The hill itself is cultivated to the top; and, at about midway of the ascent, is surrounded by a narrow terrace of level land like a belt, below which the roots of the hill spread off more gradually into the valleys. The whole hill of Sebastich (the Arabic form for the name Sebaste) consists of fertile soil; it is cultivated to the top, and has upon it many olive and fig trees. It would be difficult to find, in all Palestine, a situation of equal strength, fertility, and beauty combined.

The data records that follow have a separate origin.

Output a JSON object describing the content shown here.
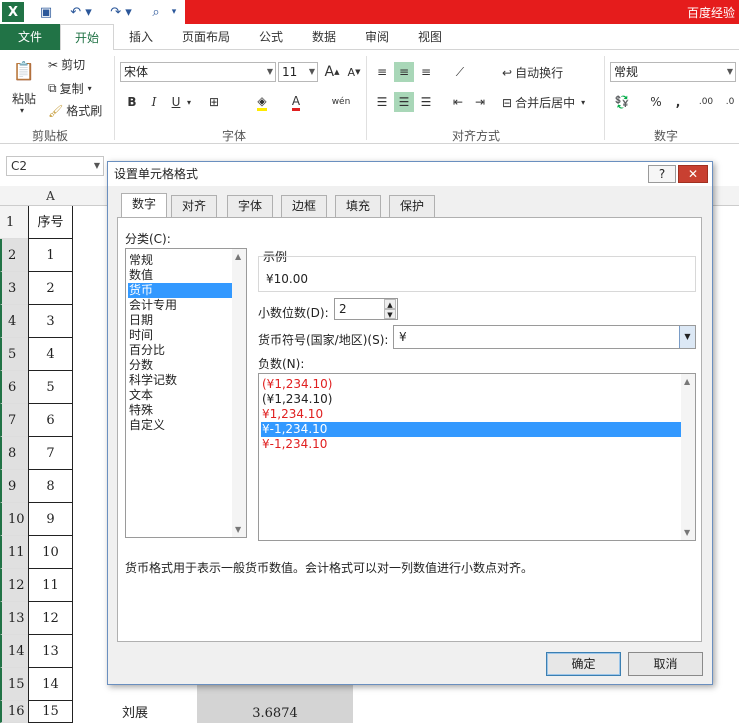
{
  "titlebar": {
    "app_title": "百度经验"
  },
  "tabs": [
    "文件",
    "开始",
    "插入",
    "页面布局",
    "公式",
    "数据",
    "审阅",
    "视图"
  ],
  "ribbon": {
    "clipboard": {
      "paste": "粘贴",
      "cut": "剪切",
      "copy": "复制",
      "painter": "格式刷",
      "label": "剪贴板"
    },
    "font": {
      "name": "宋体",
      "size": "11",
      "label": "字体",
      "bold": "B",
      "italic": "I",
      "underline": "U",
      "grow": "A",
      "shrink": "A",
      "phonetic": "wén"
    },
    "align": {
      "wrap": "自动换行",
      "merge": "合并后居中",
      "label": "对齐方式"
    },
    "number": {
      "format": "常规",
      "label": "数字",
      "percent": "%",
      "comma": ","
    }
  },
  "namebox": "C2",
  "grid": {
    "col_a": "A",
    "rows": [
      {
        "n": "1",
        "a": "序号"
      },
      {
        "n": "2",
        "a": "1"
      },
      {
        "n": "3",
        "a": "2"
      },
      {
        "n": "4",
        "a": "3"
      },
      {
        "n": "5",
        "a": "4"
      },
      {
        "n": "6",
        "a": "5"
      },
      {
        "n": "7",
        "a": "6"
      },
      {
        "n": "8",
        "a": "7"
      },
      {
        "n": "9",
        "a": "8"
      },
      {
        "n": "10",
        "a": "9"
      },
      {
        "n": "11",
        "a": "10"
      },
      {
        "n": "12",
        "a": "11"
      },
      {
        "n": "13",
        "a": "12"
      },
      {
        "n": "14",
        "a": "13"
      },
      {
        "n": "15",
        "a": "14"
      },
      {
        "n": "16",
        "a": "15"
      }
    ],
    "last_name": "刘展",
    "last_value": "3.6874"
  },
  "dialog": {
    "title": "设置单元格格式",
    "help": "?",
    "close": "✕",
    "tabs": [
      "数字",
      "对齐",
      "字体",
      "边框",
      "填充",
      "保护"
    ],
    "category_label": "分类(C):",
    "categories": [
      "常规",
      "数值",
      "货币",
      "会计专用",
      "日期",
      "时间",
      "百分比",
      "分数",
      "科学记数",
      "文本",
      "特殊",
      "自定义"
    ],
    "sample_label": "示例",
    "sample_value": "¥10.00",
    "decimals_label": "小数位数(D):",
    "decimals_value": "2",
    "symbol_label": "货币符号(国家/地区)(S):",
    "symbol_value": "¥",
    "negative_label": "负数(N):",
    "negatives": [
      {
        "text": "(¥1,234.10)",
        "color": "#e02020"
      },
      {
        "text": "(¥1,234.10)",
        "color": "#222222"
      },
      {
        "text": "¥1,234.10",
        "color": "#e02020"
      },
      {
        "text": "¥-1,234.10",
        "color": "#ffffff"
      },
      {
        "text": "¥-1,234.10",
        "color": "#e02020"
      }
    ],
    "description": "货币格式用于表示一般货币数值。会计格式可以对一列数值进行小数点对齐。",
    "ok": "确定",
    "cancel": "取消"
  }
}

In all these particulars, it has very greatly the advantage over Jerusalem.' (Bib. Researches, vol. iii. pp. 136-149). Standing thus by itself, and cultivated to the top, and exceedingly fertile, it was compared by the prophet to a crown, or garland of flowers - such as used to be worn on the head, especially on festival occasions.
To the drunkards of Ephraim - Ephraim here denotes the kingdom of Israel, whose capital was Samaria (see the note at Isaiah 7:2). That intemperance was the prevailing sin in the kingdom of Israel is not improbable. It prevailed to a great extent also in the kingdom of Judah (see Isaiah 28:7-8 : compare Isaiah 5:11, note; Isaiah 5:22, note).
Whose glorious beauty is a fading flower - That is, it shall soon be destroyed, as a flower soon withers and fades away. This was fulfilled in the destruction that came upon Samaria under the Assyrians when the ten tribes were carried into captivity 2 Kings 17:3-6. The allusion in this verse to the 'crown' and 'the fading flower' encircling Samaria, Grotius thinks is derived from the fact that among the ancients, drunkards and revellers were accustomed to wear a crown or garland on their heads, or that a wreath or chaplet of flowers was usually worn on their festival occasions. That this custom prevailed among the Jews as well as among the Greeks and Romans, is apparent from a statement by the author of the Book of Wisdom:
'Let us fill ourselves with costly wine and ornaments,
And let no flower of the spring pass by us;
Let us crown ourselves with rose-buds before they are withered.'
- Wisdom Romans 2:7, Romans 2:8.
Which are on the head - Which flowers or chaplets are on the eminence that rises over the fat valleys; that is, on Samaria, which seemed to stand as the head rising from the valley.
Of the fat valleys of them that are overcome with wine - That are occupied by, or in the possession of, those who are overcome with wine. Margin, 'Broken' with wine. Hebrew, (יין הלוּמי hălûmēy yâyin) 'Smitten with wine;' corresponding to the Greek ὀινοπλὴξ oinoplēx; that is, they were overcome or subdued by it. A man's reason, conscience, moral feelings, and physical strength are all overcome by indulgence in wine, and the entire man is prostrate by it. This passage is a proof of what has been often denied, but which further examination has abundantly confirmed, that the inhabitants of wine countries are as certainly intemperate as those which make rise of ardent spirits.
on Isaiah 28 :1
28:1 Pride - That proud and insolent kingdom. Drunkards - Having many and excellent vines among them, they were much exposed to this sin. Ephraim - Of the kingdom of the ten tribes. Who are - Who have their common abode. The head - Samaria, might well be called the head, as being seated upon a mountain, and the head of the kingdom, and the head of the fat valleys, because it was encompassed with many fat and rich valleys.